Whether it's generating biomass using earthworms or replacing fossil fuels with old tires, the Dominican Republic is getting creative in its effort to reach its climate goals and reduce carbon emissions by 25 percent.
Project goal: turning waste into energy, part of Dominican Republic’s plans to slash CO2 emissions by 25 percent in the coming years
Project type: strategies for adapting to climate change
Project size: delivering 4,000 old car tires a day to a cement plant
Project volume: Funding worth4,5 Million euros ($6.1 million) within the framework of the International Climate Initiative

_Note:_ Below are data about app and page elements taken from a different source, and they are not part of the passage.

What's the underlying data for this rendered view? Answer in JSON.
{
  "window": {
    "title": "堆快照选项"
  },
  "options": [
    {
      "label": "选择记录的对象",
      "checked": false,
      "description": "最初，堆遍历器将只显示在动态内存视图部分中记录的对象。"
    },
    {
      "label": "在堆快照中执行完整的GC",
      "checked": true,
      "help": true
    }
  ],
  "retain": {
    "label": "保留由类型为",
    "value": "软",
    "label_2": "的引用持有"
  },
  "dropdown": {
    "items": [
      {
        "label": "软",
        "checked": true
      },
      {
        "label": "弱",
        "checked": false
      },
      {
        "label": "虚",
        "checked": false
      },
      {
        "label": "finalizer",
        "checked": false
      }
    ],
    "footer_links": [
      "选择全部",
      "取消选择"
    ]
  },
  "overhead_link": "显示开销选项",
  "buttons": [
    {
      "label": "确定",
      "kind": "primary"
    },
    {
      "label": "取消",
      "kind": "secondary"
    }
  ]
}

When it comes to climate protection, the Dominican Republic is a shining example of success in the Caribbean. The country has set an ambitious goal of slashing its CO2 emissions by 25 percent in the coming years. Together with the International Climate Initiative, the island nation has created a national climate plan. One of its main target areas is tourism, a mainstay of the country’s economy. In Punta Cana, a tourist magnet in the east of the country that boasts pristine white beaches and turqouise blue water, a hotel is using biomass produced by earthworms to power its washing. That’s allowed it to save 60 percent of its energy costs. CEMEX, a cement factory near the capital Santo Domingo, has also embraced the green tide: instead of burning fossil fuels, the facility has started to use discarded car tires. The process generates enough power to fuel the cement factory and the surplus energy is fed into the national electricity grid.
A Film by Kilian Schütze